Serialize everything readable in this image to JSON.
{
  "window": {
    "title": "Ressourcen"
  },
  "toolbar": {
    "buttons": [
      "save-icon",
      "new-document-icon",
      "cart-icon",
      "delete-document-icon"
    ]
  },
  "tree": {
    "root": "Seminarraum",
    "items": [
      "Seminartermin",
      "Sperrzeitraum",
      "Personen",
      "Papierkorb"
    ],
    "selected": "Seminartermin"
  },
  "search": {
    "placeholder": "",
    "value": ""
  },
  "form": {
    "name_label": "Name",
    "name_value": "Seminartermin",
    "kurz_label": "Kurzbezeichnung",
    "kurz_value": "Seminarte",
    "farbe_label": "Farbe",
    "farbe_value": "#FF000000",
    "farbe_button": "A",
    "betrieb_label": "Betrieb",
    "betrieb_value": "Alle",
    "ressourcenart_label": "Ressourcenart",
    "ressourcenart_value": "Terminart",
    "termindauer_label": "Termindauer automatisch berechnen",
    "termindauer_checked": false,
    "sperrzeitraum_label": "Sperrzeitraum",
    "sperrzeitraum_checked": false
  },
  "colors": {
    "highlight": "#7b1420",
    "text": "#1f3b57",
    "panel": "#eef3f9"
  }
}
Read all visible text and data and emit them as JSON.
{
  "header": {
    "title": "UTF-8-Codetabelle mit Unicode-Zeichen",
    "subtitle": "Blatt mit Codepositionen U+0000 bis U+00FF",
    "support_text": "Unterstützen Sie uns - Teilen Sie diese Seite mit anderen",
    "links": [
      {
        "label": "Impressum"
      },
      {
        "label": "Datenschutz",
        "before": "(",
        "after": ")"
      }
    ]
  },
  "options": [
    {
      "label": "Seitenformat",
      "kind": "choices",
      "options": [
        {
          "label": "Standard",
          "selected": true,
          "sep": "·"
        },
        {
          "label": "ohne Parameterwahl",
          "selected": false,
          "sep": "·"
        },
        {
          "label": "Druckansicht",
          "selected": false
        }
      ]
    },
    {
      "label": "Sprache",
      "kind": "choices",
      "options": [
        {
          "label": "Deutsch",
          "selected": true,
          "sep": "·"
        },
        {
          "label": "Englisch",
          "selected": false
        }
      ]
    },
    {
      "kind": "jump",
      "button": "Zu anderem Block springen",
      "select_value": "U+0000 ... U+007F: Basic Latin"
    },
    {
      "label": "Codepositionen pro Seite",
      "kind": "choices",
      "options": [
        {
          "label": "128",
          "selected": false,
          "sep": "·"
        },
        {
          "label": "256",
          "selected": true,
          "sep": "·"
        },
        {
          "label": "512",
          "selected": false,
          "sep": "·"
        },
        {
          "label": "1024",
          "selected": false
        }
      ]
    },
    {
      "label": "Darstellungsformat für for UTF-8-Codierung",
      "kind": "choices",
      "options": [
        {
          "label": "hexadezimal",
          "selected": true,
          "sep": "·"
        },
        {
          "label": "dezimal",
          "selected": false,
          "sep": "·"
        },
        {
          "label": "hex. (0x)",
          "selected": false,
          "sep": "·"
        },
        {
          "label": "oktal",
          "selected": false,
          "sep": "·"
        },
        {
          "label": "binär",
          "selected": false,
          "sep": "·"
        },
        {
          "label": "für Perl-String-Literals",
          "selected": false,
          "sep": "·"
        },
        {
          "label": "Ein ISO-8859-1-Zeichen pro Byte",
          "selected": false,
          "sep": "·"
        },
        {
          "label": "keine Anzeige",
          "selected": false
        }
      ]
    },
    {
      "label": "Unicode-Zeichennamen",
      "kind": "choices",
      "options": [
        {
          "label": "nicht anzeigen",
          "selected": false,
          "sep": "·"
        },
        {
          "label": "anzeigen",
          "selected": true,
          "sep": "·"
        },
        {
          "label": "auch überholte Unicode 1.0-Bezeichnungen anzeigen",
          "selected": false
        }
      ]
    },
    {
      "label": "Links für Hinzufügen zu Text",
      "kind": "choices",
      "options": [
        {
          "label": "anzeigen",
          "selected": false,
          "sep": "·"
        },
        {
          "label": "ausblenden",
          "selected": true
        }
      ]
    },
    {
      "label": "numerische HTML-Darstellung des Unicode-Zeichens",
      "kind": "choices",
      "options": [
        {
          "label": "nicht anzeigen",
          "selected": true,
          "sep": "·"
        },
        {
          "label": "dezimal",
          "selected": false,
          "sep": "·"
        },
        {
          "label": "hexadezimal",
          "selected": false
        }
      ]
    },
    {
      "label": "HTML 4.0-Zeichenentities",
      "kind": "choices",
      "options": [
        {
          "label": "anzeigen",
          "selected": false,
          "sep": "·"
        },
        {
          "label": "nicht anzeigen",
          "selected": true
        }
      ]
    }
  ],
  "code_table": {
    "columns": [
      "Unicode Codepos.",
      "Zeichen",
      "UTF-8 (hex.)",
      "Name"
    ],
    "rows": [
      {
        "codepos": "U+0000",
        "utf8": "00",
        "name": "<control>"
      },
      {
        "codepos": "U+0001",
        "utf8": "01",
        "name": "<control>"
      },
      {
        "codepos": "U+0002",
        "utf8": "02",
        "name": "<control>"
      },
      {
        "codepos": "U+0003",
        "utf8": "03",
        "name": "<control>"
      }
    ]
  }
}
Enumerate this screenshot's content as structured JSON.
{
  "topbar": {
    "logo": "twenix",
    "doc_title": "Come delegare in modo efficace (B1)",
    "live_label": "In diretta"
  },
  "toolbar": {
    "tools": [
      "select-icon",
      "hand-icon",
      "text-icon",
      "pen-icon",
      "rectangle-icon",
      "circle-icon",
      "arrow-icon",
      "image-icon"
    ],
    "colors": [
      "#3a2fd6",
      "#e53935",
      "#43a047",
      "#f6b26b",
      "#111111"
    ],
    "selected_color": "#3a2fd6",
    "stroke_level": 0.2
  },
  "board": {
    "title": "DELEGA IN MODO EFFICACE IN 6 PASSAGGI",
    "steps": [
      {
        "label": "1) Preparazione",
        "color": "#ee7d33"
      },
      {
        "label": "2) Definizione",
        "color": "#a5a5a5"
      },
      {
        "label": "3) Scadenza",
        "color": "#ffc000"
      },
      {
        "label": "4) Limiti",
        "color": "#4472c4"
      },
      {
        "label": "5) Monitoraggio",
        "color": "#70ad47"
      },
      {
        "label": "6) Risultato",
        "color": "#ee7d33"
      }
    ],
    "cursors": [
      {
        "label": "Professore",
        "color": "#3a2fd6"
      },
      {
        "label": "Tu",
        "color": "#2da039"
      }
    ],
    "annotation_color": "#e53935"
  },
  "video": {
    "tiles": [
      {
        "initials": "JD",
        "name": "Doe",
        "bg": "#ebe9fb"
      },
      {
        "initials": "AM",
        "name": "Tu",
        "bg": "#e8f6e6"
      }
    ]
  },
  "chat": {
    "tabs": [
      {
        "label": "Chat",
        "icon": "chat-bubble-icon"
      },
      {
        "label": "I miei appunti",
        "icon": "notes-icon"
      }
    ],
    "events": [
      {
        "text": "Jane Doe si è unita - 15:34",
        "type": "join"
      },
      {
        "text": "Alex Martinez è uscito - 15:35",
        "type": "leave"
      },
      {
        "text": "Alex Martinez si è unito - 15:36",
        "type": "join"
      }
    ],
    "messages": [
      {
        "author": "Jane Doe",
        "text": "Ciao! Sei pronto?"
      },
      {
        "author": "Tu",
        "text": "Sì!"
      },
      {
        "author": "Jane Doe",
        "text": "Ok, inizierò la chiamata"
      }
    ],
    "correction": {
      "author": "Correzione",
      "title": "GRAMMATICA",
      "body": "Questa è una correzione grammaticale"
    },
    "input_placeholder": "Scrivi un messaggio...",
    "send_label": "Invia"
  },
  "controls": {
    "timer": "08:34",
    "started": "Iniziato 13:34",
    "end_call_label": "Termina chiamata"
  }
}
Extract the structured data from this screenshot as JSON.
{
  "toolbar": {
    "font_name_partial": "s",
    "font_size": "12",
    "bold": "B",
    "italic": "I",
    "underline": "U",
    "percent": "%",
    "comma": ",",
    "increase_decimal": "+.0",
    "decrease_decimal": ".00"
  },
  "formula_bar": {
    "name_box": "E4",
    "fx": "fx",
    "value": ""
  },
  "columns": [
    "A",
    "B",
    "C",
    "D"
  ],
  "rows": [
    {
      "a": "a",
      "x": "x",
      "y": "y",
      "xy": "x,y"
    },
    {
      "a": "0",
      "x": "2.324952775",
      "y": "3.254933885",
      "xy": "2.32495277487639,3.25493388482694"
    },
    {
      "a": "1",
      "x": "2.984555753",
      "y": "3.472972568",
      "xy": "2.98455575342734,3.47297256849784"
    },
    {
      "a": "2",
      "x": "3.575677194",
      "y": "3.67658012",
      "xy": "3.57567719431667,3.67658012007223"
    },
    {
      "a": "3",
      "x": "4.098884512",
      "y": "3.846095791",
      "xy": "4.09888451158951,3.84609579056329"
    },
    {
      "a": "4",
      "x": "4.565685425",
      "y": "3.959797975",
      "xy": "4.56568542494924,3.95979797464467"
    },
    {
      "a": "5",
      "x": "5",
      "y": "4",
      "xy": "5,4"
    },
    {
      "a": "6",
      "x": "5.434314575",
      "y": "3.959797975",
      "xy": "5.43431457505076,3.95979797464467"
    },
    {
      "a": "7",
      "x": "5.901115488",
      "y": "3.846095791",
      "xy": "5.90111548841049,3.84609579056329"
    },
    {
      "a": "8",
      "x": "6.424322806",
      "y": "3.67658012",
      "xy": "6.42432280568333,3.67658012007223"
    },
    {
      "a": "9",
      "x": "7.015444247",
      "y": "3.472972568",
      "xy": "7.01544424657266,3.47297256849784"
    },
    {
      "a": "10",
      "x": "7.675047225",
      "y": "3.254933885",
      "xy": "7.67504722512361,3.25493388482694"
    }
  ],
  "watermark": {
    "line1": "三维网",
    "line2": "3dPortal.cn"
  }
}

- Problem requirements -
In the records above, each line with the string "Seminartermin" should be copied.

- Task response -
      "Seminartermin",
    "selected": "Seminartermin"
    "name_value": "Seminartermin",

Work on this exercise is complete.